It’s telling that those were among the primary symbols being targeted.
After all, Churchill and Lincoln in their own ways were leaders who unabashedly stood by the essence of what their countries were in a time of almost overwhelming crisis.
Instead of tearing down Lincoln and Churchill, we must now look to them for inspiration in an uncertain age.
In an address at Bristol University in 1938, the British prime minister-to-be warned that civilization itself was under attack, that it would be tested, and that it would survive only if free people drew on their strength and courage to defend it.
In words striking in the face of our challenges today, Churchill said: “Civilization will not last, freedom will not survive, peace will not be kept, unless a very large majority of mankind unite together to defend them and show themselves possessed of a constabulary power before which barbaric and atavistic forces will stand in awe.”

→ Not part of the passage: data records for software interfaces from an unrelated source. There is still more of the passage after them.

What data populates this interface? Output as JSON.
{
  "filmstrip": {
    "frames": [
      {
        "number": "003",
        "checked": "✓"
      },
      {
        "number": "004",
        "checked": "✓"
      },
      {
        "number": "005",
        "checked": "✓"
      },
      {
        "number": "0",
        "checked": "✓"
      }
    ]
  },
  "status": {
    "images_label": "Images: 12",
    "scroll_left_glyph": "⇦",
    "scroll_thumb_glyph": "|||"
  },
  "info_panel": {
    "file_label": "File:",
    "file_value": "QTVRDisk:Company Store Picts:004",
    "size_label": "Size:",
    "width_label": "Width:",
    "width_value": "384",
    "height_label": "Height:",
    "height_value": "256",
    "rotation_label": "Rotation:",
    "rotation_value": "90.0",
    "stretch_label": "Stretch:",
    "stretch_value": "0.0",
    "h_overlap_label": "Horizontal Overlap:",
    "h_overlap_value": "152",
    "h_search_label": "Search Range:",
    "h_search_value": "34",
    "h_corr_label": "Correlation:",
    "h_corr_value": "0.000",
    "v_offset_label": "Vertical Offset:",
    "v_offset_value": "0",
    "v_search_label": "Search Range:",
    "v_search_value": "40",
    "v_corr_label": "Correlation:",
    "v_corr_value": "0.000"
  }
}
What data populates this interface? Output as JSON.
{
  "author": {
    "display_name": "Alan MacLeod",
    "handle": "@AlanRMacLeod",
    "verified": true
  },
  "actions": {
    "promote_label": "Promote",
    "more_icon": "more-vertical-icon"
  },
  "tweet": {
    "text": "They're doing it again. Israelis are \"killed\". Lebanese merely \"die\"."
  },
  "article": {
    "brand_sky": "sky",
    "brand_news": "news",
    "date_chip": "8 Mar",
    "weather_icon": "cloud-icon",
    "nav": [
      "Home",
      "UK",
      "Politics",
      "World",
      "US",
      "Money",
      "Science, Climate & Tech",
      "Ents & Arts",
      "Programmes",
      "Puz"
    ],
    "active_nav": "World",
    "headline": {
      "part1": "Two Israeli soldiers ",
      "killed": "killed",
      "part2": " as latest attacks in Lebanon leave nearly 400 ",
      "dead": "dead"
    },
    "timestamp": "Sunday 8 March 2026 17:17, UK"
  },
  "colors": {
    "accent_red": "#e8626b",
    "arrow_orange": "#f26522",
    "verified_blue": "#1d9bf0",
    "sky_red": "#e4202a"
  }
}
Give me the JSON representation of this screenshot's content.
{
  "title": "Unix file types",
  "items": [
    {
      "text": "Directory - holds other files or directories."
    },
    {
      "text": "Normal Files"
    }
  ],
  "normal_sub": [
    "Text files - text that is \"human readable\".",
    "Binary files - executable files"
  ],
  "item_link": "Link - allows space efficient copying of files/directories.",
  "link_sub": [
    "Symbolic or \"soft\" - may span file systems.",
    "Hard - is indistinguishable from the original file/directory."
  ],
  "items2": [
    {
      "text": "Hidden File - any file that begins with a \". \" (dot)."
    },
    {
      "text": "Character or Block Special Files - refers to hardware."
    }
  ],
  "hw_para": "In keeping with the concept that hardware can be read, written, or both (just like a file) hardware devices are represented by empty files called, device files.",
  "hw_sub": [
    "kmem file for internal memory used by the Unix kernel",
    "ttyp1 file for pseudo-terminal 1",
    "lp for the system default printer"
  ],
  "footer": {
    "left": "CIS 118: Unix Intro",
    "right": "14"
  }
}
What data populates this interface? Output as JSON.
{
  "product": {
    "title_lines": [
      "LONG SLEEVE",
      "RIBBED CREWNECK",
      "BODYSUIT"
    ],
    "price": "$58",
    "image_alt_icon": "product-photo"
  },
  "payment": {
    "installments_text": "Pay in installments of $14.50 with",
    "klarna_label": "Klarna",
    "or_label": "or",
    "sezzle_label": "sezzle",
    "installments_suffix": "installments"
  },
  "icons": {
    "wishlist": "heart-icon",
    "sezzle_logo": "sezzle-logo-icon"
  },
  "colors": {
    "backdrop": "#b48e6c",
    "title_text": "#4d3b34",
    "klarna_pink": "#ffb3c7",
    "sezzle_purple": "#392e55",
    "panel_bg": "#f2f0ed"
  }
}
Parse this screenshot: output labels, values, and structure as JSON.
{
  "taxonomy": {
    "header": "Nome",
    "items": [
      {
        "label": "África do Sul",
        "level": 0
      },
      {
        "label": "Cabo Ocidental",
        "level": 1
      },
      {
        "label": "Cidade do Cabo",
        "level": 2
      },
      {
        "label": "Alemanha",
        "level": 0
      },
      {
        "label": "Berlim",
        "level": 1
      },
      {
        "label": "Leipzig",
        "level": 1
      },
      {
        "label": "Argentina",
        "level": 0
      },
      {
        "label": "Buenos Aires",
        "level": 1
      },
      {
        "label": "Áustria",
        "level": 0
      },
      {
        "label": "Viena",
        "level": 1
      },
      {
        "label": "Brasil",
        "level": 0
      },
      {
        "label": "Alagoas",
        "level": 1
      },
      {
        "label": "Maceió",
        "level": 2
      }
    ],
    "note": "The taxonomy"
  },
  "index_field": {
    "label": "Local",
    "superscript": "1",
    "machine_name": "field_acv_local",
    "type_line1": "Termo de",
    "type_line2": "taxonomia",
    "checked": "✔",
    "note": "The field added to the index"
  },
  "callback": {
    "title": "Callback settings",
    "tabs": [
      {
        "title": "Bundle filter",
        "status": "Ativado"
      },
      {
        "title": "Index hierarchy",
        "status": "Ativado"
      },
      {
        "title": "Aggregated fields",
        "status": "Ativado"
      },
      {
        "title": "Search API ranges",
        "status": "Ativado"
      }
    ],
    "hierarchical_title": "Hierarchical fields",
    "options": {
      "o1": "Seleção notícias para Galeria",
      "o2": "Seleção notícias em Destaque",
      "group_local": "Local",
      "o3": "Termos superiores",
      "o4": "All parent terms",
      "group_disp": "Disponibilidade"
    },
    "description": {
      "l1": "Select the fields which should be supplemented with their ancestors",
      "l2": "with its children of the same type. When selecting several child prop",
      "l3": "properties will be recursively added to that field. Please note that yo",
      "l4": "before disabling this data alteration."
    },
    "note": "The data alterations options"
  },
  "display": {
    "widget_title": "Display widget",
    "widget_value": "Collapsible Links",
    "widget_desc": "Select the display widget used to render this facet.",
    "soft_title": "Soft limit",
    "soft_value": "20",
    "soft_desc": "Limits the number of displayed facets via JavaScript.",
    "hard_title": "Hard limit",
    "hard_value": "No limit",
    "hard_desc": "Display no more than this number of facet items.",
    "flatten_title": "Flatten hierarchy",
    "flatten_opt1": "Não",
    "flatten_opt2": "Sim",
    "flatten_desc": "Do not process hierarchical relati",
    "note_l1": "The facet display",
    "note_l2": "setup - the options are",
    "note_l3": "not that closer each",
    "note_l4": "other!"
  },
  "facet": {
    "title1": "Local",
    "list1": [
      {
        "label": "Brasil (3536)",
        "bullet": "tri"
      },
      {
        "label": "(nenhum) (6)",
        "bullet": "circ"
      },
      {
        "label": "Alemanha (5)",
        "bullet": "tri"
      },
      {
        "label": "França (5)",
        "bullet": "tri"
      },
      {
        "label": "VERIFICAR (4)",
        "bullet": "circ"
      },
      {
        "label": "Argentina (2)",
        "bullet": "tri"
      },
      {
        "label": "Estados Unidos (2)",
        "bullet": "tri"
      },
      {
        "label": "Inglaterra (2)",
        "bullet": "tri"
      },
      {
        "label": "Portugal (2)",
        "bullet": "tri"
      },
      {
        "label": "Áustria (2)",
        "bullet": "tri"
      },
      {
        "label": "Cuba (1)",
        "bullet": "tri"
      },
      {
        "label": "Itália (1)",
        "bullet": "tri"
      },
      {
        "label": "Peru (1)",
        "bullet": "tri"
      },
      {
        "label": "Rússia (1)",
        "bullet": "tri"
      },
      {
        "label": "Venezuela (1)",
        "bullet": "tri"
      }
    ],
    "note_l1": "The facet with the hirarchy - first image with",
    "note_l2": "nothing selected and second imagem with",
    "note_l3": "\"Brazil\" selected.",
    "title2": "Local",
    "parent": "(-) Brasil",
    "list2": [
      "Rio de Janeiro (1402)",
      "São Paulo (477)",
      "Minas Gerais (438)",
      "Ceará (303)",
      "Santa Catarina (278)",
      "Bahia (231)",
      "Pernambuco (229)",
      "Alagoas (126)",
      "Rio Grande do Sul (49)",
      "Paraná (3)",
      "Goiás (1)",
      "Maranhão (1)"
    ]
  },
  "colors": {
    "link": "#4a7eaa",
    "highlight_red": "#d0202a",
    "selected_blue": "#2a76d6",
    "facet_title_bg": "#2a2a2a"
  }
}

Will we, like generations before us, answer the call to defend our way of life? Will it be the generation that grew up at the “end of history”—after the Nazi menace was crushed by the arsenal of democracy, the USSR’s evil empire collapsed, and free people stood triumphant—that will cast our hard-won victories aside in an effort to purge our imperfect past?
In an era of mob rule—where the very basis of American and Western civilization is being questioned and attacked from within, and when rising superpowers like communist China that stand in opposition to everything we represent are on the march—it is essential that free people resist the impulses leading to our self-immolation.
The hour is late, and our hot summer days are becoming dark.
Still, imagine what things were like for Lincoln sitting in the White House in 1861 as government of the people, by the people, and for the people appeared to be on the precipice of perishing from the earth.
Imagine how things must have looked for Churchill in the summer of 1940, when darkness was closing in on the last free country on the Continent, the British elite were eyeing capitulation to the Nazi juggernaut, and across the Atlantic the American behemoth was still sleeping.
The times were grim, but leadership and statesmanship in the face of nearly insurmountable challenges held civilization together, allowed free people to rally, gather their strength, and stem the tide of ruin, bringing forth what Churchill called the “bright sunlit uplands” in the era that followed.
Now we are again being called upon to mount a defense of our way of life. We have a great deal to lose and much at stake, because what’s at stake are not just statues and stone, but the freedom of millions alive today and the many more yet unborn.